▶ _REQUIRED WORK_: Search the data below, and report every line in which "into" occurs.

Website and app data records
..........
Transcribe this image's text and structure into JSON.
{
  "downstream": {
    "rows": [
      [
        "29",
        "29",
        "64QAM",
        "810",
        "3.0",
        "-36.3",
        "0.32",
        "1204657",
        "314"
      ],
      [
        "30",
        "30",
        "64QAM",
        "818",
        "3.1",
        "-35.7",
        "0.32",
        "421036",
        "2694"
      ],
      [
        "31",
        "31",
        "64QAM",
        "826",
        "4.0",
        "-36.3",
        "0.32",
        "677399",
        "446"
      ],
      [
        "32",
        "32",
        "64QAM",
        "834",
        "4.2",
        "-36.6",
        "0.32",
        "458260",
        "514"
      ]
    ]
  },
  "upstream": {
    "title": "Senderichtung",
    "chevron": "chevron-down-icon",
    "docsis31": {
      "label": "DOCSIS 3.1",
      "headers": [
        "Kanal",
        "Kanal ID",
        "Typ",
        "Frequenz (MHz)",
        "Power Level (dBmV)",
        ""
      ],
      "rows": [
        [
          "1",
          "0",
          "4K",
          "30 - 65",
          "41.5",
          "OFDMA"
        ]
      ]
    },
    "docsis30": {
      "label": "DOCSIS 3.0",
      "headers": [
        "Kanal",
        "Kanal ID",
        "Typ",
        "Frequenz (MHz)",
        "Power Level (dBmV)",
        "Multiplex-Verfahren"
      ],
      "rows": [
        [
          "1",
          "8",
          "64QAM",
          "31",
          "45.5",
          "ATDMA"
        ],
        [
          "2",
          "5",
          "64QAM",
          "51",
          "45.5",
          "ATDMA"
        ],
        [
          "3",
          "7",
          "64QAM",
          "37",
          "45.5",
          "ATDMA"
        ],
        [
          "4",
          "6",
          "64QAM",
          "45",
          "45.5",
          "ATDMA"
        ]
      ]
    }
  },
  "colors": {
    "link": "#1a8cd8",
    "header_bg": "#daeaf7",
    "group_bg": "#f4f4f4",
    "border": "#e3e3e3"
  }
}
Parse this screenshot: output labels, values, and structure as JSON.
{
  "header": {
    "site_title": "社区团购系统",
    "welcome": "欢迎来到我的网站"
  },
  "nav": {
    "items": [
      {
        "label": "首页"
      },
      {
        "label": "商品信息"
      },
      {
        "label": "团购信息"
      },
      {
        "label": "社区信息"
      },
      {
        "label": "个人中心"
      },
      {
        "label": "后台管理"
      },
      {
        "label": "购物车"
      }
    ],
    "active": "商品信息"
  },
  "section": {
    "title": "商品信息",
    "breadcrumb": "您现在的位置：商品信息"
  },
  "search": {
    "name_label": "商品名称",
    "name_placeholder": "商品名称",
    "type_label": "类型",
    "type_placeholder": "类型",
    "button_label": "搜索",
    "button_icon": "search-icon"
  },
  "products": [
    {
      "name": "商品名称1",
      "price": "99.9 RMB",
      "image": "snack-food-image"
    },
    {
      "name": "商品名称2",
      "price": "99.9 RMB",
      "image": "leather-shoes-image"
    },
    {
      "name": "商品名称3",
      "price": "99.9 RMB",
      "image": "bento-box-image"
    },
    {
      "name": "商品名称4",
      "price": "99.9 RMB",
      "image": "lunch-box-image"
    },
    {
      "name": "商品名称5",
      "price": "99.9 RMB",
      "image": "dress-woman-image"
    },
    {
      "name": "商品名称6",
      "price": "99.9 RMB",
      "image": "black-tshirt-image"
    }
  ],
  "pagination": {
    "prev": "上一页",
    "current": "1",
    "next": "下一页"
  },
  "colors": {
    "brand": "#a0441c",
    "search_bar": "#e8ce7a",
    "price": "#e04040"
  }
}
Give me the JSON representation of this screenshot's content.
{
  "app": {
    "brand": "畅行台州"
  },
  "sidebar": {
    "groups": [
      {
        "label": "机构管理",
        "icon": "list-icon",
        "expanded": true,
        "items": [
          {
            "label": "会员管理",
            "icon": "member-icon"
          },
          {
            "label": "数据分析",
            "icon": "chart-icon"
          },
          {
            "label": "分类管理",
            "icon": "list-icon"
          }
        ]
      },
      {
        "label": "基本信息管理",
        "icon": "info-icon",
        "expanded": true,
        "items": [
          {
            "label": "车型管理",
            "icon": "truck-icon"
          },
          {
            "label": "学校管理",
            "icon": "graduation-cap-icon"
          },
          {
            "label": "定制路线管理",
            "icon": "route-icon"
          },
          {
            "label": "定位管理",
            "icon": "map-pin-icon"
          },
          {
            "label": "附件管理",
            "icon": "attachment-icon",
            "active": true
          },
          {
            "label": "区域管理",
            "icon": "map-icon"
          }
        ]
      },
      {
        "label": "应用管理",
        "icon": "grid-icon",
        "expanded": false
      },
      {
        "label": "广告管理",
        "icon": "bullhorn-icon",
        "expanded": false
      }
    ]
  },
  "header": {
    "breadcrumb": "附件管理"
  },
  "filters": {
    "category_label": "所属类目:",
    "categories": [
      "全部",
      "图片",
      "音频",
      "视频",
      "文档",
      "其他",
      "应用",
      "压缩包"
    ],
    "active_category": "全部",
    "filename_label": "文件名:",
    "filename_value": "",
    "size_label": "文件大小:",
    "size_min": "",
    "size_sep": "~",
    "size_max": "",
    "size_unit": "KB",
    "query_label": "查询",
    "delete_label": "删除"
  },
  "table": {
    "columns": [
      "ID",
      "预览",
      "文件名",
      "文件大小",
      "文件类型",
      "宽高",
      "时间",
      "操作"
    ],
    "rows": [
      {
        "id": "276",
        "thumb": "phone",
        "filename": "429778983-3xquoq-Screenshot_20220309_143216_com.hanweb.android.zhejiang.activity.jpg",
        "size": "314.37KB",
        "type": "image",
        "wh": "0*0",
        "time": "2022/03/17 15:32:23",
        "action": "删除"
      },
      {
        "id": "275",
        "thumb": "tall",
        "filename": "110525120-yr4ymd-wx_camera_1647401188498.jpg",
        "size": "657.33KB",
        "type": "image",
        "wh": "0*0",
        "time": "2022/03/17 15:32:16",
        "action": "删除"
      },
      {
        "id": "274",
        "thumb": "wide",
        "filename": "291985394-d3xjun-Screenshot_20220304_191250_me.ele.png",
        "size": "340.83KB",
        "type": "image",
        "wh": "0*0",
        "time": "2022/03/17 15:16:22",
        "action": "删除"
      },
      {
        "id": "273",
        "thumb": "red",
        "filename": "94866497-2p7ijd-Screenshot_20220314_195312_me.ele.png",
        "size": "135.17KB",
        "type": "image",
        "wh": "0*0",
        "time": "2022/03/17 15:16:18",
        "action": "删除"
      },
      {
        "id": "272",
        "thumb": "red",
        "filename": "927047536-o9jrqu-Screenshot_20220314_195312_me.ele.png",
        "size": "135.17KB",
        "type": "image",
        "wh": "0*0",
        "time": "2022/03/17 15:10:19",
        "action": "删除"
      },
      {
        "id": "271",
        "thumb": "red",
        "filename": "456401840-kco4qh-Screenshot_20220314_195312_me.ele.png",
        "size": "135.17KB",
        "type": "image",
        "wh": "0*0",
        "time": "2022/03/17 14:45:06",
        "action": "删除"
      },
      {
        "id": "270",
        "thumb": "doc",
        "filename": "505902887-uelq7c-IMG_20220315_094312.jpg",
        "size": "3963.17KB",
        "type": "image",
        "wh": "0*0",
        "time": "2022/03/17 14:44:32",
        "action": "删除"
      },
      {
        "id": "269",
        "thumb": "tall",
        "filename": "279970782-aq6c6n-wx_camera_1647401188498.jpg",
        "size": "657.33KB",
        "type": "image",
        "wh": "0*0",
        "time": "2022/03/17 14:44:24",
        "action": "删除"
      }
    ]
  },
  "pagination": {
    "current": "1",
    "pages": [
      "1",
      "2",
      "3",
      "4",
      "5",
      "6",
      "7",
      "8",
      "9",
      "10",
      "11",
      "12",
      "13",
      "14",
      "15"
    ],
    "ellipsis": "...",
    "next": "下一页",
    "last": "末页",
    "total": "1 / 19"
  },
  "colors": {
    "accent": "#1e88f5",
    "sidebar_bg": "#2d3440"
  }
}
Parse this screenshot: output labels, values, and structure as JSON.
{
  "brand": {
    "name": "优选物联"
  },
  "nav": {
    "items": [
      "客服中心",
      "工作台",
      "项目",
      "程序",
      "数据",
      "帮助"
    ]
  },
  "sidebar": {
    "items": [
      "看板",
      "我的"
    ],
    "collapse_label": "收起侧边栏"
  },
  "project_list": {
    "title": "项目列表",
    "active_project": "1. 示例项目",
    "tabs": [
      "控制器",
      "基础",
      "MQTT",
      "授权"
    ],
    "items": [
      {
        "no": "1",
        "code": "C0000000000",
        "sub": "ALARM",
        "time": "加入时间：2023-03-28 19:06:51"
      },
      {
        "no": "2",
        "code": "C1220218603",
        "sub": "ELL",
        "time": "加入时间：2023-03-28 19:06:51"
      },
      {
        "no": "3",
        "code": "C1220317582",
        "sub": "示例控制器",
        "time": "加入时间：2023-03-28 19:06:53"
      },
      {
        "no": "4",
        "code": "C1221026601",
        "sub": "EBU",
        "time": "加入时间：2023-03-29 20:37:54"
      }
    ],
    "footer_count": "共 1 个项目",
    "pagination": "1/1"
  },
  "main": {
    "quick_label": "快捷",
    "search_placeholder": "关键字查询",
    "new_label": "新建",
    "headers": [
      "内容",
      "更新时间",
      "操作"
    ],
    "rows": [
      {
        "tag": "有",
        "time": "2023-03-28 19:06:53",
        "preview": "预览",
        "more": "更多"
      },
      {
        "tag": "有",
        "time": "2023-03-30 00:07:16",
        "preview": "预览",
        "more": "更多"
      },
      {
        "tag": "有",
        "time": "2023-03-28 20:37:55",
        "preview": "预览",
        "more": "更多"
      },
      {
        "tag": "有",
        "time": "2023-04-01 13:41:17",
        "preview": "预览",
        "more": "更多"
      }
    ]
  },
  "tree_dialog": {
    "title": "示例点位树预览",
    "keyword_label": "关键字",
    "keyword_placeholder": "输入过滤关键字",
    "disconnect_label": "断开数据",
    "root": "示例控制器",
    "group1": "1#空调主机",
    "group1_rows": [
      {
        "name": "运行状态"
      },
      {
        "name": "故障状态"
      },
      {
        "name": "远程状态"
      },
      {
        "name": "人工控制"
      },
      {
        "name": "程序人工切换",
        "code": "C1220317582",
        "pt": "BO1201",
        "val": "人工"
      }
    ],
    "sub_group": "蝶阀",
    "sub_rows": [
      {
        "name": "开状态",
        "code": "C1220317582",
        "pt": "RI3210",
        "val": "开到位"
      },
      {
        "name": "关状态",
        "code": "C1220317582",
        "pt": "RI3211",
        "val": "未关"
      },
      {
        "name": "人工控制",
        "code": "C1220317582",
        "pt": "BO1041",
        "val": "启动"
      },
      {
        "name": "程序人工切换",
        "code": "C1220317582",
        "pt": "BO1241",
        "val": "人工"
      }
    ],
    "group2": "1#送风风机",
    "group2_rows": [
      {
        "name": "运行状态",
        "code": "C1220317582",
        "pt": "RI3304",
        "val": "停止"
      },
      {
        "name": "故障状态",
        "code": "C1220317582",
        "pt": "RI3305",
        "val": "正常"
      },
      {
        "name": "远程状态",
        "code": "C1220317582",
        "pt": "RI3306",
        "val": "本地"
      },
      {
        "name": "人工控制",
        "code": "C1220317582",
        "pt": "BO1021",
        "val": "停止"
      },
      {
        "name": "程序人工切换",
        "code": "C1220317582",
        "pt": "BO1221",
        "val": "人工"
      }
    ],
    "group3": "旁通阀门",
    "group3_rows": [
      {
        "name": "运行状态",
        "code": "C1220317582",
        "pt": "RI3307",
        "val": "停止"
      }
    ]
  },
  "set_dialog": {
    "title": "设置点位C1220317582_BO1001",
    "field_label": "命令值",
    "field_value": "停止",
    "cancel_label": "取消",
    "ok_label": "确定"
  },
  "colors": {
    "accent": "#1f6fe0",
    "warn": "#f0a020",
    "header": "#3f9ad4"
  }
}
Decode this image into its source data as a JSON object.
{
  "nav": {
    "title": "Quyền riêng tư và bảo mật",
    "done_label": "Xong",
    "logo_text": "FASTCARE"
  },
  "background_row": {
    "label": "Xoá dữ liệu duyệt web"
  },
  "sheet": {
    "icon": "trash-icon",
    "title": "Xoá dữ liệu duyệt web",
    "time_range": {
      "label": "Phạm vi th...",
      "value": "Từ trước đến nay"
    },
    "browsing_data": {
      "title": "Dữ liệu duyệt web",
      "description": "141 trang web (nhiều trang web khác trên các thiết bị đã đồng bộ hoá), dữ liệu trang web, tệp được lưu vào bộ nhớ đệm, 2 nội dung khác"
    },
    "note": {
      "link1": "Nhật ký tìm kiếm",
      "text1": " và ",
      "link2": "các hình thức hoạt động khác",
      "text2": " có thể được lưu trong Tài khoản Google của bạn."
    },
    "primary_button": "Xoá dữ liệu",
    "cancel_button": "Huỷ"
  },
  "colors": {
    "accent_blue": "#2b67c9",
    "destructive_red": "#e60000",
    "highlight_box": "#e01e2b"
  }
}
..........
▶ _ANSWER AREA_:
Transcribe this image's text and structure into JSON.
Decode this image into its source data as a JSON object.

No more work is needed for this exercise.